A string of opinion polls have backed Prince William and his bride-to-be leapfrogging Prince Charles to the throne — an improbable step that would shake the monarchy to its foundations. And the guests are... | Royal wedding programmeworld Updated: Apr 22, 2011 11:48 IST
A string of opinion polls have backed Prince William and his bride-to-be leapfrogging Prince Charles to the throne — an improbable step that would shake the monarchy to its foundations.
One survey showed a third of Britons calling for the 85-year-old Queen Elizabeth II to step aside for William within two years, as excitement builds ahead of his wedding to Kate Middleton.Some feel putting the 28-year-old prince and his new bride on the throne — ahead of his 62-year-old father Charles — would breathe new life into the monarchy, giving it a huge popularity boost that could keep it going through the 21st century.

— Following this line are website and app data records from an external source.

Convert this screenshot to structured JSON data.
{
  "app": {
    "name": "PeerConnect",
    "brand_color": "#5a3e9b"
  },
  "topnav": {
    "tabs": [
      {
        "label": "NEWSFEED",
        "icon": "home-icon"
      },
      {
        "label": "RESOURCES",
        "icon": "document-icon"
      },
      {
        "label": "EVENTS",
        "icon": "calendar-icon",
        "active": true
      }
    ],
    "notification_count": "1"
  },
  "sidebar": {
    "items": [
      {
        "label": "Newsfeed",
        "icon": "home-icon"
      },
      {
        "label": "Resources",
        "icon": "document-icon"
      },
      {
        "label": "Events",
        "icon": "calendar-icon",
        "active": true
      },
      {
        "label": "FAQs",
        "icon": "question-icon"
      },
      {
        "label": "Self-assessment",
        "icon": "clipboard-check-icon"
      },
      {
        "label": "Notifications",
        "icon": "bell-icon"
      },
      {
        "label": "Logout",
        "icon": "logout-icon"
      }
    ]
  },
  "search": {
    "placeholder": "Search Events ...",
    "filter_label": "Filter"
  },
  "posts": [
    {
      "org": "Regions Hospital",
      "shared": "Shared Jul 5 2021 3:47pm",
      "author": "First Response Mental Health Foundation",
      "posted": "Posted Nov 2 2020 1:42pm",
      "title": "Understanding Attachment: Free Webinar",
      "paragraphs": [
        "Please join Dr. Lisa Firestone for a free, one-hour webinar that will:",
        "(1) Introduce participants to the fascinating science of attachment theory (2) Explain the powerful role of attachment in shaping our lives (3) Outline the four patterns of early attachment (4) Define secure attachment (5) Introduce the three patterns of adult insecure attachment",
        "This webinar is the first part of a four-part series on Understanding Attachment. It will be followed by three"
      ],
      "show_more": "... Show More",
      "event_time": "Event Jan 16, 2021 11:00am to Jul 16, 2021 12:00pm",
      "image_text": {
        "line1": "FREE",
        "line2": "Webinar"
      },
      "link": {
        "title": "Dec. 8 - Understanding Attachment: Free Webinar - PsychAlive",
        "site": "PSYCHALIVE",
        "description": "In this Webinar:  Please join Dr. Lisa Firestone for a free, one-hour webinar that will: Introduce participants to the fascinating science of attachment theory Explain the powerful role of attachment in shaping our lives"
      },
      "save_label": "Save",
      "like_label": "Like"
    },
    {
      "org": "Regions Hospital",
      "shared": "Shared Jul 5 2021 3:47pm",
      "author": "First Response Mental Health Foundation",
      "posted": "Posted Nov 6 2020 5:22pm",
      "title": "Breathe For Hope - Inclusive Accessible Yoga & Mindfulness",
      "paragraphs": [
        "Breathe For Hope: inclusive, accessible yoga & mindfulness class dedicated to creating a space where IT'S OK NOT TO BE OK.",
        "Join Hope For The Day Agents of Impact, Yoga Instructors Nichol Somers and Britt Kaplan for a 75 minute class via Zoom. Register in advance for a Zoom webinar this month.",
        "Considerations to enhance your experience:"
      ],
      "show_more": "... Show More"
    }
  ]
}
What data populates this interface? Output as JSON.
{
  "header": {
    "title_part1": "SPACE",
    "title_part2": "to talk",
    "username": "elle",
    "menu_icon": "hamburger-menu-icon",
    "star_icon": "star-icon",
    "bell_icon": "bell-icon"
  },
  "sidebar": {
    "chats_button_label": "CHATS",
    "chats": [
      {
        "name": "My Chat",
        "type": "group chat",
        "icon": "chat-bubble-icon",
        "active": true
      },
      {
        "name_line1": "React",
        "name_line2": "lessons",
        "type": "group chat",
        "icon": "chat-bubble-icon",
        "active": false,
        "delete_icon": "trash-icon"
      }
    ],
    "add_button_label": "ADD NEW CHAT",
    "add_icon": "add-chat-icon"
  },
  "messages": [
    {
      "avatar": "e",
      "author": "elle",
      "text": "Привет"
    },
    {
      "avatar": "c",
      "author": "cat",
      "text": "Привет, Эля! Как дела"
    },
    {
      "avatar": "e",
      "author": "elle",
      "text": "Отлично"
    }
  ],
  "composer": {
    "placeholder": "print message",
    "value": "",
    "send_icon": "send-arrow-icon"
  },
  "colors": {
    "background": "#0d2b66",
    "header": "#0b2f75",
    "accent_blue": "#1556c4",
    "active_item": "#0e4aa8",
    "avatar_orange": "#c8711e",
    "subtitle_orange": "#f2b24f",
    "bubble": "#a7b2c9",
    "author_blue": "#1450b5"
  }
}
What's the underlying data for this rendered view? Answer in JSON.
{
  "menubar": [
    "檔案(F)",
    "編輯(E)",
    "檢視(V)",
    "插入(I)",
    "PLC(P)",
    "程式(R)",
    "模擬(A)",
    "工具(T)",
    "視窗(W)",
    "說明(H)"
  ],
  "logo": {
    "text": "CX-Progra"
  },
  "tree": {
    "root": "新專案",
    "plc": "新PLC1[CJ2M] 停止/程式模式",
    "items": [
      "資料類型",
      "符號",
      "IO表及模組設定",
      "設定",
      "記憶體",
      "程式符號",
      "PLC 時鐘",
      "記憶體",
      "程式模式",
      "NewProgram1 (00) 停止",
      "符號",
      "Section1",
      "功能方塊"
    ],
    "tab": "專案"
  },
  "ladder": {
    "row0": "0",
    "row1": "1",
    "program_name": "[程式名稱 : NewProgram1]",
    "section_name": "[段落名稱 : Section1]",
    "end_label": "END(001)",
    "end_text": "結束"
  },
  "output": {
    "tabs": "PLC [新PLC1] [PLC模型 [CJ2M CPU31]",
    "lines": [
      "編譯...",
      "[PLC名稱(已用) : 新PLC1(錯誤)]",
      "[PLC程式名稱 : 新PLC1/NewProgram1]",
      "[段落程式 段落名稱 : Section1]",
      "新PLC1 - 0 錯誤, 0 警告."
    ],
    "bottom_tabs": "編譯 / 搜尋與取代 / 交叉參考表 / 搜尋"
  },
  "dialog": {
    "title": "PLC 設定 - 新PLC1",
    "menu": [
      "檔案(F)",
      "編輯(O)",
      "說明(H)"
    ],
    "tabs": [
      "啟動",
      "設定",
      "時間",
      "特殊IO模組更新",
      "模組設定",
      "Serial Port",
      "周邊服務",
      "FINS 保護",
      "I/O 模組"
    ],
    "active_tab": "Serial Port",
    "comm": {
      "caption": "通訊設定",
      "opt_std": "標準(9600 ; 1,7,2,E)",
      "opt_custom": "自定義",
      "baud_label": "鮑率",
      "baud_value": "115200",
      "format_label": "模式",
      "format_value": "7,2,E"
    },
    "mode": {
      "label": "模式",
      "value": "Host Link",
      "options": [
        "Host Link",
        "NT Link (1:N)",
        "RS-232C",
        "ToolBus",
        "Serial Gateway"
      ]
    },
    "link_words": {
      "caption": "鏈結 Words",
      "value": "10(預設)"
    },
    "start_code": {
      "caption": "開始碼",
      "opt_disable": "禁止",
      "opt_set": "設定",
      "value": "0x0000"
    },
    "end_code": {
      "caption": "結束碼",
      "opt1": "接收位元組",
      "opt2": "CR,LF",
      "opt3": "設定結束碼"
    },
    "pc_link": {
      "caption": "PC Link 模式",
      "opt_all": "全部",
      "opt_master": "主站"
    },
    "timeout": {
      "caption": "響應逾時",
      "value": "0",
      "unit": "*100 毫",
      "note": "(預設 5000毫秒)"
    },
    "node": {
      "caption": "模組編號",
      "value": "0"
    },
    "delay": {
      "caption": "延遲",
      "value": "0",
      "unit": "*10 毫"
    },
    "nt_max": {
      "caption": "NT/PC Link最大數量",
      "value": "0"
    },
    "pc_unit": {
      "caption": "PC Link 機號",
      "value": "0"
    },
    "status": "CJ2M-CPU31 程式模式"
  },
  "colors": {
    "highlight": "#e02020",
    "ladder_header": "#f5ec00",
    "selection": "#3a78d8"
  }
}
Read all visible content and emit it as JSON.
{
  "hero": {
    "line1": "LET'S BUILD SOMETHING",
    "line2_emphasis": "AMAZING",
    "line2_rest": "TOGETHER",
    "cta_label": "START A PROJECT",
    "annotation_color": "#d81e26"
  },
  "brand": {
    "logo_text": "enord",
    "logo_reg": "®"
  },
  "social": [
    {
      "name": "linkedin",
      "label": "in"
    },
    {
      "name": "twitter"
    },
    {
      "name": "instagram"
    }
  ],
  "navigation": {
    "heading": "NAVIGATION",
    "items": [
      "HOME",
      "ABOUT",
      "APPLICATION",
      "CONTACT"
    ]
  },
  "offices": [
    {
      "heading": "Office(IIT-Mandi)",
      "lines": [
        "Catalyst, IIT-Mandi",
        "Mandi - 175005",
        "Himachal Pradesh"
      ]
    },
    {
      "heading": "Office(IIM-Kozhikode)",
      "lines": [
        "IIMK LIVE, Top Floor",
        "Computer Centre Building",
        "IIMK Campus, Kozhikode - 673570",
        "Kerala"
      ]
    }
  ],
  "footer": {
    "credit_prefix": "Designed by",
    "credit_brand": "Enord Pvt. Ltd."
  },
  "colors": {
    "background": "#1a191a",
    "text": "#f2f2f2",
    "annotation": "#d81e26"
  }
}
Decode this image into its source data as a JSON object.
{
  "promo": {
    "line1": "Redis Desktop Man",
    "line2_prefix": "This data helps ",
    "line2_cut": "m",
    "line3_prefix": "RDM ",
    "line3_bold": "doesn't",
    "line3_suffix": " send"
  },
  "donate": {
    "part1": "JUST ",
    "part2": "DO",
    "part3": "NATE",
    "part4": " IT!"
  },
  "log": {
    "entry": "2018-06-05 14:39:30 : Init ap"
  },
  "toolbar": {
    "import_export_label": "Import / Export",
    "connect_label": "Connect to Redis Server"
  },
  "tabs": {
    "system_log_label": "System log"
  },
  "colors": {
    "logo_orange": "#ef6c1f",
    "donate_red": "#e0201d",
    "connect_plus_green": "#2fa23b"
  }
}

However, experts say the chances of such a shake-up of the system happening are remote and would involve the dreaded word that still reviles the royal family: abdication.
The Oscar-winning film The King's Speech documented the turmoil when king Edward VIII stepped down in 1936, putting his younger brother on the throne as king George VI.
"The 'A' word is not mentioned by the royal family," said professor Robert Hazell, the Constitution Unit director at University College London.
"1936, for them, was a terribly painful episode which is still deeply seared on their consciousness...," he said.In this case, Charles, Britain's longest-serving heir apparent, has no alternative but to wait his turn.
He on Wednesday overtook the record of 59 years, two months and 13 days set by queen Victoria's eldest son before becoming king Edward VII.
A poll in January in Australia found that 58% wanted William on the throne next, with 30% favouring Charles. Fifty-six percent thought Queen Elizabeth should stand down.
For its part, Buckingham Palace does not comment on such polls because they are simply "constitutionally incorrect".